posted Monday, February 16, 2015 at 10:59 AM EDT
Some of the best sports photographs happen before and after the game—and during timeouts. Keep your eyes open for those personal moments that say something about the way your favorite athletes feel about competing, winning, and, sadly, losing.
It’s almost impossible to appreciate how difficult sports action photography is without trying your hand at it on the sidelines of a large team sport.
I’ve actually become aggravated with famous quarterbacks, for example, for daring to throw a great pass while standing in front of a lousy background
Athletes are, well, so preoccupied. Can’t they appreciate what I’m trying to do over here?
Don’t get me wrong. I don’t want to discourage you from photographing the athlete in your life; I just want you to get pictures you love AND I want you to do that with realistic expectations. If you put all of your eggs in one basket waiting for a diving catch to happen in front of you, you may be waiting for a while. And if it actually does, the odds are still pretty slim that you’re actually going to get an in-focus perfect peak moment picture of it.
All that determination to get that one great one may result in what I call Real Moment Blindness. There are other wonderful moments happening at every sporting event, but you need to keep your eyes open.
The presence of other players are in this photograph by Lori Hagen, but not the players themselves. It’s just one little athlete feeling the good vibes of any empty dugout.
Anytime a team gets together in one of their pre-game team spirit huddles there’s a photograph waiting to be taken. When the defense is standing on the sidelines cheering for the offense there’s a picture. When they all raise their hands and cheer and yell there’s a photograph. When they’re sitting in the dugout looking all tense and anxious there’s a picture. When a coach puts his arm around a player for a one on one that’s a photo moment. It goes on and on.
These are not game action moments. These are the moments that happen when people compete for fun. It’s all part of the sports world. Sports are a lot more than throwing and catching and running and jumping. It’s about the emotions that people feel when they do it well or do it badly. It’s about winning and losing and the lessons we learn from both.
(An exceptional educator and a world-class photographer, Nick Kelsh is the founder of How To Photograph Your Life, an excellent source of affordable photography training and tips.

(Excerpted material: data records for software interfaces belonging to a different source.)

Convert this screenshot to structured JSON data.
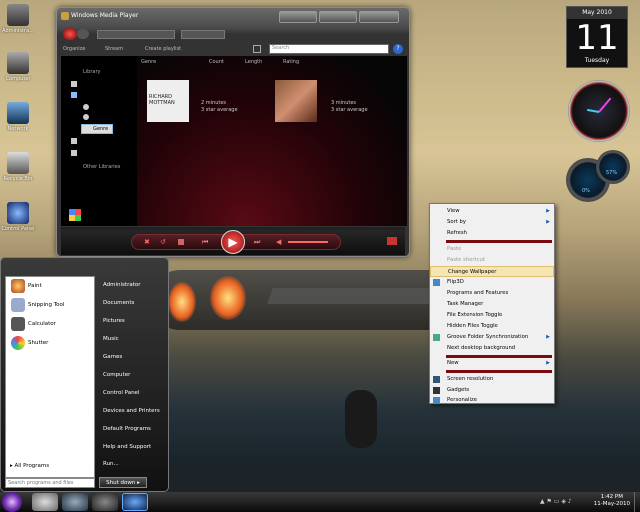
{
  "desktop": {
    "icons": [
      {
        "label": "Administra..."
      },
      {
        "label": "Computer"
      },
      {
        "label": "Network"
      },
      {
        "label": "Recycle Bin"
      },
      {
        "label": "Control Panel"
      }
    ]
  },
  "wmp": {
    "title": "Windows Media Player",
    "menu": {
      "organize": "Organize",
      "stream": "Stream",
      "create_playlist": "Create playlist"
    },
    "search_placeholder": "Search",
    "library": {
      "library": "Library",
      "genre": "Genre",
      "other_libraries": "Other Libraries"
    },
    "columns": {
      "genre": "Genre",
      "count": "Count",
      "length": "Length",
      "rating": "Rating"
    },
    "albums": [
      {
        "cover_text": "RICHARD MOTTMAN",
        "length": "2 minutes",
        "rating": "3 star average"
      },
      {
        "length": "3 minutes",
        "rating": "3 star average"
      }
    ]
  },
  "gadgets": {
    "calendar": {
      "month": "May 2010",
      "day": "11",
      "weekday": "Tuesday"
    },
    "meter1": "0%",
    "meter2": "57%"
  },
  "context_menu": {
    "items": [
      {
        "label": "View",
        "submenu": true
      },
      {
        "label": "Sort by",
        "submenu": true
      },
      {
        "label": "Refresh"
      },
      {
        "label": "Paste",
        "disabled": true
      },
      {
        "label": "Paste shortcut",
        "disabled": true
      },
      {
        "label": "Change Wallpaper",
        "highlight": true
      },
      {
        "label": "Flip3D"
      },
      {
        "label": "Programs and Features"
      },
      {
        "label": "Task Manager"
      },
      {
        "label": "File Extension Toggle"
      },
      {
        "label": "Hidden Files Toggle"
      },
      {
        "label": "Groove Folder Synchronization",
        "submenu": true
      },
      {
        "label": "Next desktop background"
      },
      {
        "label": "New",
        "submenu": true
      },
      {
        "label": "Screen resolution"
      },
      {
        "label": "Gadgets"
      },
      {
        "label": "Personalize"
      }
    ]
  },
  "start_menu": {
    "programs": [
      {
        "label": "Paint"
      },
      {
        "label": "Snipping Tool"
      },
      {
        "label": "Calculator"
      },
      {
        "label": "Shutter"
      }
    ],
    "all_programs": "All Programs",
    "search_placeholder": "Search programs and files",
    "shutdown": "Shut down",
    "right": [
      {
        "label": "Administrator"
      },
      {
        "label": "Documents"
      },
      {
        "label": "Pictures"
      },
      {
        "label": "Music"
      },
      {
        "label": "Games"
      },
      {
        "label": "Computer"
      },
      {
        "label": "Control Panel"
      },
      {
        "label": "Devices and Printers"
      },
      {
        "label": "Default Programs"
      },
      {
        "label": "Help and Support"
      },
      {
        "label": "Run..."
      }
    ]
  },
  "taskbar": {
    "time": "1:42 PM",
    "date": "11-May-2010"
  }
}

Nick’s courses can be conducted by yourself in your own time, or with feedback from Nick and your fellow students. If you appreciated this article and want to improve your photography, visit How to Photograph your Life and sign up for a course today!)